Union violence and legal impunity

Philadelphia: “Union Workers *Probably* Torched a Quaker Meetinghouse Over Christmas” [John Ross; Steve Volk, Philadelphia Magazine] The U.S. Chamber of Commerce has compiled a report [PDF] on ways in which state laws exempt unions and their members from otherwise applicable criminal laws [Sean Higgins, Washington Examiner (“Union organizing exempted from stalking laws in four states”), Nathan Benefield/Commonwealth Foundation] Columnist Fred Wszolek says the sponsors of “Freedom from Workplace Bullies Week” might need to cast their net a bit wider. And see
August 1999 post in this space (unions have secured for themselves immunities from civil liability far more extensive than most businesses dream of); Grover Norquist/Patrick Gleason, Reuters (exemptions from anti-stalking laws).


  • Was this a Quaker meetinghouse as in church? If so, wouldn’t this be a hate crime? Where’s the DOJ? They certainly were involved when someone was burning Black Churches? Never mind — I know the answer.

  • Let’s not forget Judges and District Attorneys covering for them either. In 1989 my car was firebombed during a labor dispute. GMAC was paid off by my employer, the two guys, who did it were arrested, but the DA and the Judge didn’t want to get involved in a labor dispute in an election year, so the charges were dropped.

  • Did you ever notice that most of the union thuggery takes place in Democratic strongholds ? I think we have the Democrats next election slogan – “Home of Union Thugs, Ambulance Chasers and People Who Think The World Owes Them A Living”

  • Gee ed, I’d like to hear the answer.

  • In the late 80’s,in a case of blatant criminal trespass on the sales floor of a Woolworth store in Flint, MI, the local police refused to act to eject them, claiming the union thugs had a right to invade the premises as it was open to the public. It took local counsel threatening the DA with mandamus to get them to act. My experience has been a discernible reluctance on the part of the so called “peacekeepers,” to act to protect property from union violence, particularly among those officers who are themselves members of the union.

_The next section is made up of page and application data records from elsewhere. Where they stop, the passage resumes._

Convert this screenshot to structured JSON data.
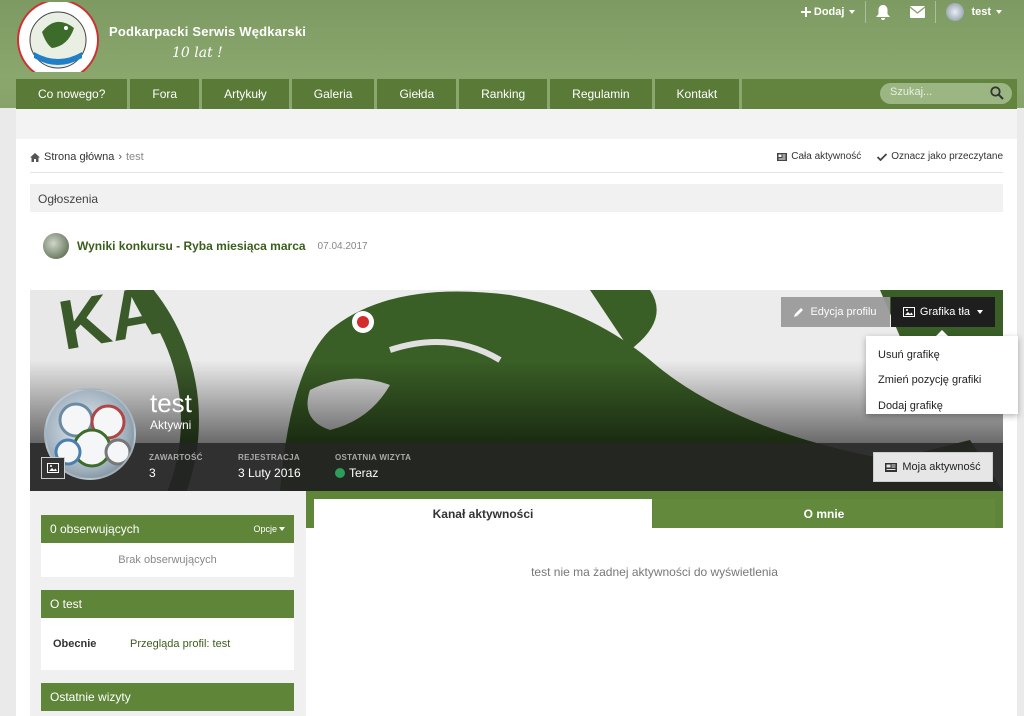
{
  "site": {
    "title": "Podkarpacki Serwis Wędkarski",
    "subtitle": "10 lat !",
    "logo_icon": "fishing-club-logo"
  },
  "userbar": {
    "add_label": "Dodaj",
    "username": "test"
  },
  "nav": {
    "items": [
      "Co nowego?",
      "Fora",
      "Artykuły",
      "Galeria",
      "Giełda",
      "Ranking",
      "Regulamin",
      "Kontakt"
    ],
    "search_placeholder": "Szukaj..."
  },
  "breadcrumb": {
    "home": "Strona główna",
    "current": "test"
  },
  "page_actions": {
    "all_activity": "Cała aktywność",
    "mark_read": "Oznacz jako przeczytane"
  },
  "announcements": {
    "header": "Ogłoszenia",
    "item_title": "Wyniki konkursu - Ryba miesiąca marca",
    "item_date": "07.04.2017"
  },
  "profile": {
    "name": "test",
    "status": "Aktywni",
    "edit_label": "Edycja profilu",
    "cover_label": "Grafika tła",
    "cover_menu": [
      "Usuń grafikę",
      "Zmień pozycję grafiki",
      "Dodaj grafikę"
    ],
    "stats": [
      {
        "label": "ZAWARTOŚĆ",
        "value": "3"
      },
      {
        "label": "REJESTRACJA",
        "value": "3 Luty 2016"
      },
      {
        "label": "OSTATNIA WIZYTA",
        "value": "Teraz"
      }
    ],
    "activity_button": "Moja aktywność"
  },
  "sidebar": {
    "followers_title": "0 obserwujących",
    "options_label": "Opcje",
    "followers_empty": "Brak obserwujących",
    "about_title": "O test",
    "about_key": "Obecnie",
    "about_value": "Przegląda profil: test",
    "recent_title": "Ostatnie wizyty"
  },
  "tabs": {
    "feed": "Kanał aktywności",
    "about": "O mnie"
  },
  "feed": {
    "empty": "test nie ma żadnej aktywności do wyświetlenia"
  },
  "colors": {
    "header": "#87a36b",
    "nav": "#5a7b38",
    "accent": "#5f8539",
    "link": "#3a5e1c",
    "online": "#2e9c5a"
  }
}
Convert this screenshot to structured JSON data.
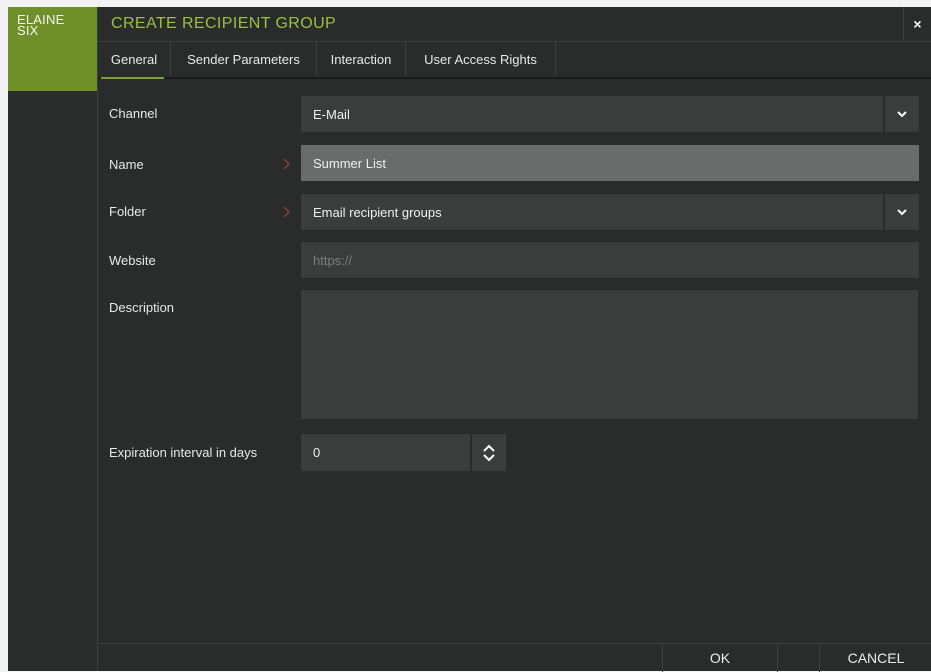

  • […] brothers who are standing up to union violence in Philadelphia construction [Jillian Melchior, NR, earlier] […]